> Work request
Scan the records for "アドイン". Report each line that includes it.

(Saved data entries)
________________________________________
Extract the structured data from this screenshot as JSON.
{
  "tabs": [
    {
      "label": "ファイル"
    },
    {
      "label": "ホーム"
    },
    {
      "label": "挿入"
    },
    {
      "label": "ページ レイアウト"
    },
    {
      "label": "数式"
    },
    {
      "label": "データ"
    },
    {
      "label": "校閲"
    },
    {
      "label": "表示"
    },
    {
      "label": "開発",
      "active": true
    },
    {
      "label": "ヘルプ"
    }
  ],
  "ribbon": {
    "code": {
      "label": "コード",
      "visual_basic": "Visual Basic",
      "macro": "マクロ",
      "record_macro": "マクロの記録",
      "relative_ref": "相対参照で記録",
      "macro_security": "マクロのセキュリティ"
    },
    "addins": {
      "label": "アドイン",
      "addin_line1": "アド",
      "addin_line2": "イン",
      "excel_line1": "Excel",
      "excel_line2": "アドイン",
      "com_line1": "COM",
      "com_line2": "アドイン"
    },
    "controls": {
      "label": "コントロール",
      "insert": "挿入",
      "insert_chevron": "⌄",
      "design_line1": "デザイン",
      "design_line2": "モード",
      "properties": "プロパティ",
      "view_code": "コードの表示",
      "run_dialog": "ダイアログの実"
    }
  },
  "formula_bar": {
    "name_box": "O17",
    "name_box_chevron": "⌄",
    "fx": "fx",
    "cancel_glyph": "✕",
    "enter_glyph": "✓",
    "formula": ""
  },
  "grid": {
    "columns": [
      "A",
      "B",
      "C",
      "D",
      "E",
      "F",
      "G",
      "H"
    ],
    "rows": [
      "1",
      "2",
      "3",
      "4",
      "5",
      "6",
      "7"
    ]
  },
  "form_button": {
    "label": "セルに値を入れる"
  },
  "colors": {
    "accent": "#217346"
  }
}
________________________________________
> Solution to this task
      "label": "アドイン",
      "excel_line2": "アドイン",
      "com_line2": "アドイン"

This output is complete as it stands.